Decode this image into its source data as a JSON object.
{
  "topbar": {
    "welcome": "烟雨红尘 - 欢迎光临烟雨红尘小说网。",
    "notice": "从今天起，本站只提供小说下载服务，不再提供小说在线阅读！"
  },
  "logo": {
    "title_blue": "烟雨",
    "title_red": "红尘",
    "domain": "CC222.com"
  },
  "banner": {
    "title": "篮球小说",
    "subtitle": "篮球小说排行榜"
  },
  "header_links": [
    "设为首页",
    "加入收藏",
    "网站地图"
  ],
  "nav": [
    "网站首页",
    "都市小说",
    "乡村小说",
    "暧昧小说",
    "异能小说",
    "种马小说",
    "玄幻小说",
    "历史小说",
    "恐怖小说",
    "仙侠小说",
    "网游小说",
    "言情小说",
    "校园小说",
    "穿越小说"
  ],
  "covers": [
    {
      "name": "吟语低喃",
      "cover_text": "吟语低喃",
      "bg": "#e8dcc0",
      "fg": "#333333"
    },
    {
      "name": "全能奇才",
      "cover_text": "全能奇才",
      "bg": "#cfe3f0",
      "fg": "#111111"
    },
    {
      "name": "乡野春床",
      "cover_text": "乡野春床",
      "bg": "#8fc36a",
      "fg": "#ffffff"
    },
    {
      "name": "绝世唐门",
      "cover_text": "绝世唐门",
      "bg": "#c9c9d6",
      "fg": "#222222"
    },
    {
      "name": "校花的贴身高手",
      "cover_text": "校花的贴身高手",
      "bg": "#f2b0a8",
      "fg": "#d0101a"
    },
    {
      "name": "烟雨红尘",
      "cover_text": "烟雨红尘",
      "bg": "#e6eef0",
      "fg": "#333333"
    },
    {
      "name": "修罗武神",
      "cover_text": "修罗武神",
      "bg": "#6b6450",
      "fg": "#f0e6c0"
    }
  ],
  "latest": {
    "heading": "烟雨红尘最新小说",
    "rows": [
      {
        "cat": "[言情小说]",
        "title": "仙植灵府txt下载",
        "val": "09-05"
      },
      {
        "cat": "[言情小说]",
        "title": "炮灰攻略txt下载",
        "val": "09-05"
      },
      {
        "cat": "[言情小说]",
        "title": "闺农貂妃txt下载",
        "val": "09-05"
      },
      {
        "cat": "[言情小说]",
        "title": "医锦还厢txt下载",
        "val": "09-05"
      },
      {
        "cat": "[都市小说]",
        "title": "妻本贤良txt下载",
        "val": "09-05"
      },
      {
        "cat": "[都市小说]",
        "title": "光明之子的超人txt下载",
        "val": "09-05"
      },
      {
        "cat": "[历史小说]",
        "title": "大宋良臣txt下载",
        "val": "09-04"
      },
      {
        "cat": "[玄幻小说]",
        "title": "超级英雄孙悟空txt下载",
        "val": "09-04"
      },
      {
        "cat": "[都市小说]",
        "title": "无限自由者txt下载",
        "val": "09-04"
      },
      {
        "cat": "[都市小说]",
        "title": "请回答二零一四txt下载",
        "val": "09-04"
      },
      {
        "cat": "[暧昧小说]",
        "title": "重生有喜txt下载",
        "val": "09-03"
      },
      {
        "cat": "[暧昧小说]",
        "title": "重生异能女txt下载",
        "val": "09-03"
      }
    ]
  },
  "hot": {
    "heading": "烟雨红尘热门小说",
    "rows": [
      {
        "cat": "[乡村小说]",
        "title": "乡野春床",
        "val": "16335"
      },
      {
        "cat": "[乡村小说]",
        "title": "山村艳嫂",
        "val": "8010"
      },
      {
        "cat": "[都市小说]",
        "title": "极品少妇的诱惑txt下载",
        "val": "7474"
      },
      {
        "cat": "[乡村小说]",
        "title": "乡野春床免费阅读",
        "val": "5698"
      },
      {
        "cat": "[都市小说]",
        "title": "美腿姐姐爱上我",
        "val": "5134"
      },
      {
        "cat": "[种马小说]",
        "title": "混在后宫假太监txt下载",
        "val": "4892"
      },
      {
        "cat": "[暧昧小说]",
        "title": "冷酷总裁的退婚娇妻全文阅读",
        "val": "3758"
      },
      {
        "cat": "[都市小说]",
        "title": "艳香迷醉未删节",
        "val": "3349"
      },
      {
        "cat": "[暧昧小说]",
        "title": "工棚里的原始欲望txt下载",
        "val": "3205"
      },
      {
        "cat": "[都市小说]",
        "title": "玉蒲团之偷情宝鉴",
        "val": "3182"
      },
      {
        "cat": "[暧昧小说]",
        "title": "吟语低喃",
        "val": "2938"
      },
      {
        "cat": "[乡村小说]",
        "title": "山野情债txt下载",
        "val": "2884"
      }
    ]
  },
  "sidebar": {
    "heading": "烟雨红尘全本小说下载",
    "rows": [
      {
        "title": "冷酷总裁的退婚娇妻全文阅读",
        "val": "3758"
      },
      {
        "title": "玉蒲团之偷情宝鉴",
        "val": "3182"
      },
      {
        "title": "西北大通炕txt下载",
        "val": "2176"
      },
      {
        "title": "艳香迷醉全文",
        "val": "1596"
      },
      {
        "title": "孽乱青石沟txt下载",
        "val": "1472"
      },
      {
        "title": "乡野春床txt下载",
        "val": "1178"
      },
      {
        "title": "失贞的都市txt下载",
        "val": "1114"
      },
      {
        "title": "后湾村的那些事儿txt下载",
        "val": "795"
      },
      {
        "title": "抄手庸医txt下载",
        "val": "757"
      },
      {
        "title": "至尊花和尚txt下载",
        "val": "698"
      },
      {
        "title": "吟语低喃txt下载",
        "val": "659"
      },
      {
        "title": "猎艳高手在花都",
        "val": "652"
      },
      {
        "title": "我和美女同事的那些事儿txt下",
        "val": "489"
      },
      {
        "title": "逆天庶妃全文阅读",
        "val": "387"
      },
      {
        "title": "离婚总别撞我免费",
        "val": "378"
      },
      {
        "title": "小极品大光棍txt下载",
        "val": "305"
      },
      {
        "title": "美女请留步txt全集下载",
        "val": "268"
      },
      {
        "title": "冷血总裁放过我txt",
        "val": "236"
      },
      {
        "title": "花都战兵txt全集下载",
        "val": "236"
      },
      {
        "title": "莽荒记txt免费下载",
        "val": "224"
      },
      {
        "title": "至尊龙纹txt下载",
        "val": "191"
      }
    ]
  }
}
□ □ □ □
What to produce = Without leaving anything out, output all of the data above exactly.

Task answer =
Decode this image into its source data as a JSON object.
{
  "topbar": {
    "welcome": "烟雨红尘 - 欢迎光临烟雨红尘小说网。",
    "notice": "从今天起，本站只提供小说下载服务，不再提供小说在线阅读！"
  },
  "logo": {
    "title_blue": "烟雨",
    "title_red": "红尘",
    "domain": "CC222.com"
  },
  "banner": {
    "title": "篮球小说",
    "subtitle": "篮球小说排行榜"
  },
  "header_links": [
    "设为首页",
    "加入收藏",
    "网站地图"
  ],
  "nav": [
    "网站首页",
    "都市小说",
    "乡村小说",
    "暧昧小说",
    "异能小说",
    "种马小说",
    "玄幻小说",
    "历史小说",
    "恐怖小说",
    "仙侠小说",
    "网游小说",
    "言情小说",
    "校园小说",
    "穿越小说"
  ],
  "covers": [
    {
      "name": "吟语低喃",
      "cover_text": "吟语低喃",
      "bg": "#e8dcc0",
      "fg": "#333333"
    },
    {
      "name": "全能奇才",
      "cover_text": "全能奇才",
      "bg": "#cfe3f0",
      "fg": "#111111"
    },
    {
      "name": "乡野春床",
      "cover_text": "乡野春床",
      "bg": "#8fc36a",
      "fg": "#ffffff"
    },
    {
      "name": "绝世唐门",
      "cover_text": "绝世唐门",
      "bg": "#c9c9d6",
      "fg": "#222222"
    },
    {
      "name": "校花的贴身高手",
      "cover_text": "校花的贴身高手",
      "bg": "#f2b0a8",
      "fg": "#d0101a"
    },
    {
      "name": "烟雨红尘",
      "cover_text": "烟雨红尘",
      "bg": "#e6eef0",
      "fg": "#333333"
    },
    {
      "name": "修罗武神",
      "cover_text": "修罗武神",
      "bg": "#6b6450",
      "fg": "#f0e6c0"
    }
  ],
  "latest": {
    "heading": "烟雨红尘最新小说",
    "rows": [
      {
        "cat": "[言情小说]",
        "title": "仙植灵府txt下载",
        "val": "09-05"
      },
      {
        "cat": "[言情小说]",
        "title": "炮灰攻略txt下载",
        "val": "09-05"
      },
      {
        "cat": "[言情小说]",
        "title": "闺农貂妃txt下载",
        "val": "09-05"
      },
      {
        "cat": "[言情小说]",
        "title": "医锦还厢txt下载",
        "val": "09-05"
      },
      {
        "cat": "[都市小说]",
        "title": "妻本贤良txt下载",
        "val": "09-05"
      },
      {
        "cat": "[都市小说]",
        "title": "光明之子的超人txt下载",
        "val": "09-05"
      },
      {
        "cat": "[历史小说]",
        "title": "大宋良臣txt下载",
        "val": "09-04"
      },
      {
        "cat": "[玄幻小说]",
        "title": "超级英雄孙悟空txt下载",
        "val": "09-04"
      },
      {
        "cat": "[都市小说]",
        "title": "无限自由者txt下载",
        "val": "09-04"
      },
      {
        "cat": "[都市小说]",
        "title": "请回答二零一四txt下载",
        "val": "09-04"
      },
      {
        "cat": "[暧昧小说]",
        "title": "重生有喜txt下载",
        "val": "09-03"
      },
      {
        "cat": "[暧昧小说]",
        "title": "重生异能女txt下载",
        "val": "09-03"
      }
    ]
  },
  "hot": {
    "heading": "烟雨红尘热门小说",
    "rows": [
      {
        "cat": "[乡村小说]",
        "title": "乡野春床",
        "val": "16335"
      },
      {
        "cat": "[乡村小说]",
        "title": "山村艳嫂",
        "val": "8010"
      },
      {
        "cat": "[都市小说]",
        "title": "极品少妇的诱惑txt下载",
        "val": "7474"
      },
      {
        "cat": "[乡村小说]",
        "title": "乡野春床免费阅读",
        "val": "5698"
      },
      {
        "cat": "[都市小说]",
        "title": "美腿姐姐爱上我",
        "val": "5134"
      },
      {
        "cat": "[种马小说]",
        "title": "混在后宫假太监txt下载",
        "val": "4892"
      },
      {
        "cat": "[暧昧小说]",
        "title": "冷酷总裁的退婚娇妻全文阅读",
        "val": "3758"
      },
      {
        "cat": "[都市小说]",
        "title": "艳香迷醉未删节",
        "val": "3349"
      },
      {
        "cat": "[暧昧小说]",
        "title": "工棚里的原始欲望txt下载",
        "val": "3205"
      },
      {
        "cat": "[都市小说]",
        "title": "玉蒲团之偷情宝鉴",
        "val": "3182"
      },
      {
        "cat": "[暧昧小说]",
        "title": "吟语低喃",
        "val": "2938"
      },
      {
        "cat": "[乡村小说]",
        "title": "山野情债txt下载",
        "val": "2884"
      }
    ]
  },
  "sidebar": {
    "heading": "烟雨红尘全本小说下载",
    "rows": [
      {
        "title": "冷酷总裁的退婚娇妻全文阅读",
        "val": "3758"
      },
      {
        "title": "玉蒲团之偷情宝鉴",
        "val": "3182"
      },
      {
        "title": "西北大通炕txt下载",
        "val": "2176"
      },
      {
        "title": "艳香迷醉全文",
        "val": "1596"
      },
      {
        "title": "孽乱青石沟txt下载",
        "val": "1472"
      },
      {
        "title": "乡野春床txt下载",
        "val": "1178"
      },
      {
        "title": "失贞的都市txt下载",
        "val": "1114"
      },
      {
        "title": "后湾村的那些事儿txt下载",
        "val": "795"
      },
      {
        "title": "抄手庸医txt下载",
        "val": "757"
      },
      {
        "title": "至尊花和尚txt下载",
        "val": "698"
      },
      {
        "title": "吟语低喃txt下载",
        "val": "659"
      },
      {
        "title": "猎艳高手在花都",
        "val": "652"
      },
      {
        "title": "我和美女同事的那些事儿txt下",
        "val": "489"
      },
      {
        "title": "逆天庶妃全文阅读",
        "val": "387"
      },
      {
        "title": "离婚总别撞我免费",
        "val": "378"
      },
      {
        "title": "小极品大光棍txt下载",
        "val": "305"
      },
      {
        "title": "美女请留步txt全集下载",
        "val": "268"
      },
      {
        "title": "冷血总裁放过我txt",
        "val": "236"
      },
      {
        "title": "花都战兵txt全集下载",
        "val": "236"
      },
      {
        "title": "莽荒记txt免费下载",
        "val": "224"
      },
      {
        "title": "至尊龙纹txt下载",
        "val": "191"
      }
    ]
  }
}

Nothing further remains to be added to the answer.